It's also tempting to view parts of Russell's musical career as evidence of him embracing the release of authorship. Many of his earliest performances in New York experimented with John Cage-influenced elements of chance and audience engagement. Instrumentals, his best known compositional piece, was written without a predetermined order of melodies; instead, players were instructed to improvise through a set of melodies at their will. "It wasn't conducted; we would just feel it," said Peter Gordon, who played keys for a performance of Instrumentals at the Kitchen. "Cage, free jazz, the DJ set — these were parallel energies."
Knutson acknowledges Russell's discomfort with boxes and labels. But he seems to suggest that, to understand Russell as a whole, listeners ought to appreciate his discrete parts as well. "It was very intentional to show these different sides of Arthur," Knutson says. "It was important to me, on First Thought Best Thought, to illuminate Arthur as a composer, on Love Is Overtaking Me and Iowa Dream as a brilliant singer-songwriter. He could be all those things and he is all those things."
Listening to the apologetically beautiful songs included on Iowa Dream from the Hammond sessions, such as "In Love With You for the Last Time," or the acoustic guitar tracks recorded during his time living in Northern California, like "Words of Love," it's not hard to imagine hearing them on the radio amid a breezy block of Laurel Canyon tunes. But many of the songs on here from the Nelson sessions still sound like little else that has followed in the 40 years since, let alone at the time they were recorded. Amazing as they are, it's little surprise they didn't earn a record deal with Mercury or Columbia. "Just Regular People" has the feel of a bunch of instruments sneaking around, attempting to tail Russell down a labyrinthine hallway; "Barefoot in New York" is a spoken-word ramble with a hissing backup chorus that seems to mock his manic vocals.

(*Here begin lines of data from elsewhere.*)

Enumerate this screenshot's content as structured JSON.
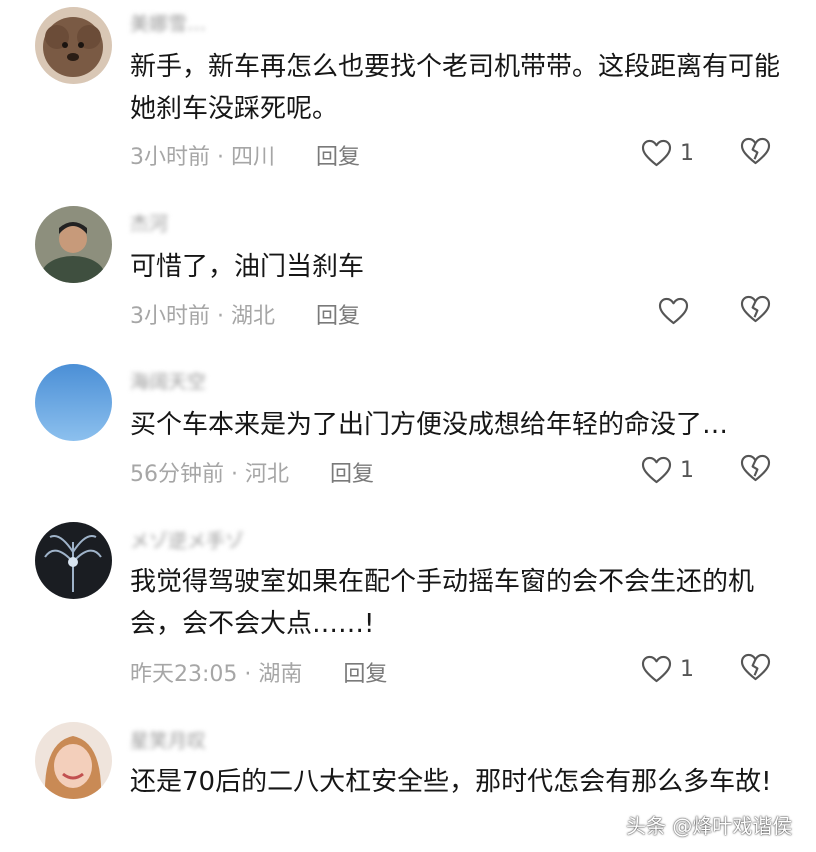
{
  "comments": [
    {
      "username": "美娜雪…",
      "text": "新手，新车再怎么也要找个老司机带带。这段距离有可能她刹车没踩死呢。",
      "time": "3小时前",
      "location": "四川",
      "reply_label": "回复",
      "like_count": "1",
      "avatar_color": "#6b5342"
    },
    {
      "username": "杰河",
      "text": "可惜了，油门当刹车",
      "time": "3小时前",
      "location": "湖北",
      "reply_label": "回复",
      "like_count": "",
      "avatar_color": "#3f4f3f"
    },
    {
      "username": "海阔天空",
      "text": "买个车本来是为了出门方便没成想给年轻的命没了…",
      "time": "56分钟前",
      "location": "河北",
      "reply_label": "回复",
      "like_count": "1",
      "avatar_color": "#5f9fdc"
    },
    {
      "username": "メゾ逆メ手ゾ",
      "text": "我觉得驾驶室如果在配个手动摇车窗的会不会生还的机会，会不会大点……!",
      "time": "昨天23:05",
      "location": "湖南",
      "reply_label": "回复",
      "like_count": "1",
      "avatar_color": "#1f2328"
    },
    {
      "username": "星笑月叹",
      "text": "还是70后的二八大杠安全些，那时代怎会有那么多车故!",
      "time": "",
      "location": "",
      "reply_label": "",
      "like_count": "",
      "avatar_color": "#e7b49a"
    }
  ],
  "separator": "·",
  "watermark": "头条 @烽叶戏谐侯"
}
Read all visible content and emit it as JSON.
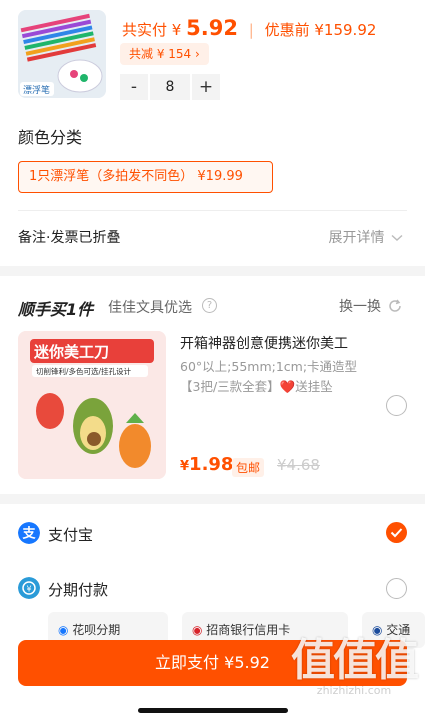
{
  "product": {
    "thumb_caption": "漂浮笔",
    "price_label": "共实付",
    "price_symbol": "¥",
    "price": "5.92",
    "original_label": "优惠前",
    "original_price": "¥159.92",
    "discount_text": "共减 ¥ 154 ›",
    "quantity": "8",
    "minus_label": "-",
    "plus_label": "+"
  },
  "spec": {
    "title": "颜色分类",
    "selected": "1只漂浮笔（多拍发不同色）  ¥19.99"
  },
  "remark": {
    "label": "备注·发票已折叠",
    "expand_label": "展开详情"
  },
  "addon": {
    "title": "顺手买1件",
    "shop": "佳佳文具优选",
    "swap_label": "换一换",
    "image_banner": "迷你美工刀",
    "image_subbanner": "切削锋利/多色可选/挂孔设计",
    "name": "开箱神器创意便携迷你美工",
    "desc": "60°以上;55mm;1cm;卡通造型【3把/三款全套】❤️送挂坠",
    "price_symbol": "¥",
    "price": "1.98",
    "free_ship": "包邮",
    "original_price": "¥4.68"
  },
  "payment": {
    "methods": [
      {
        "label": "支付宝",
        "checked": true
      },
      {
        "label": "分期付款",
        "checked": false
      }
    ],
    "cards": [
      "花呗分期",
      "招商银行信用卡",
      "交通"
    ]
  },
  "pay_button": "立即支付 ¥5.92",
  "watermark": {
    "text": "值值值",
    "url": "zhizhizhi.com"
  },
  "colors": {
    "accent": "#ff5000",
    "alipay": "#1677ff",
    "installment": "#2a9bd8"
  }
}
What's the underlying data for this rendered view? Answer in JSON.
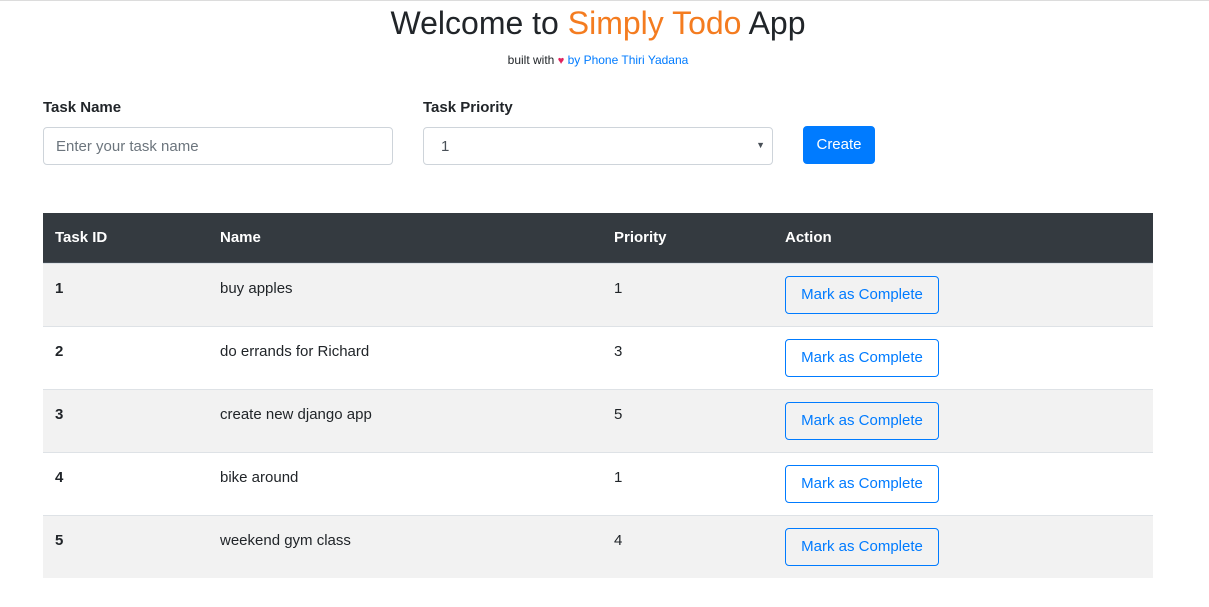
{
  "header": {
    "title_prefix": "Welcome to ",
    "title_brand": "Simply Todo",
    "title_suffix": " App",
    "byline_prefix": "built with ",
    "heart": "♥",
    "author_link": "by Phone Thiri Yadana"
  },
  "form": {
    "task_name_label": "Task Name",
    "task_name_placeholder": "Enter your task name",
    "task_priority_label": "Task Priority",
    "task_priority_selected": "1",
    "create_label": "Create"
  },
  "table": {
    "headers": [
      "Task ID",
      "Name",
      "Priority",
      "Action"
    ],
    "rows": [
      {
        "id": "1",
        "name": "buy apples",
        "priority": "1",
        "action": "Mark as Complete"
      },
      {
        "id": "2",
        "name": "do errands for Richard",
        "priority": "3",
        "action": "Mark as Complete"
      },
      {
        "id": "3",
        "name": "create new django app",
        "priority": "5",
        "action": "Mark as Complete"
      },
      {
        "id": "4",
        "name": "bike around",
        "priority": "1",
        "action": "Mark as Complete"
      },
      {
        "id": "5",
        "name": "weekend gym class",
        "priority": "4",
        "action": "Mark as Complete"
      }
    ]
  },
  "colors": {
    "brand": "#f47c20",
    "primary": "#007bff",
    "table_header_bg": "#343a40",
    "heart": "#e0245e"
  }
}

The fact that songs like these were essentially auditions-as-demo-tapes shows that Russell was either unable or unwilling to distinguish his poppier sensibilities from the rest of his sprawling creativity. Because of this uncompromising polyvalence, his pop star aspirations were probably never going to be much more than a brief dream—or a very carefully-considered one. Still, it's a wonderful dream to behold, even if it's just a piece of the many Arthur Russells that were possible.
For another perspective on posthumous releases, read about two new (and not-great) albums from beloved troubadours Leonard Cohen and Harry Nilsson.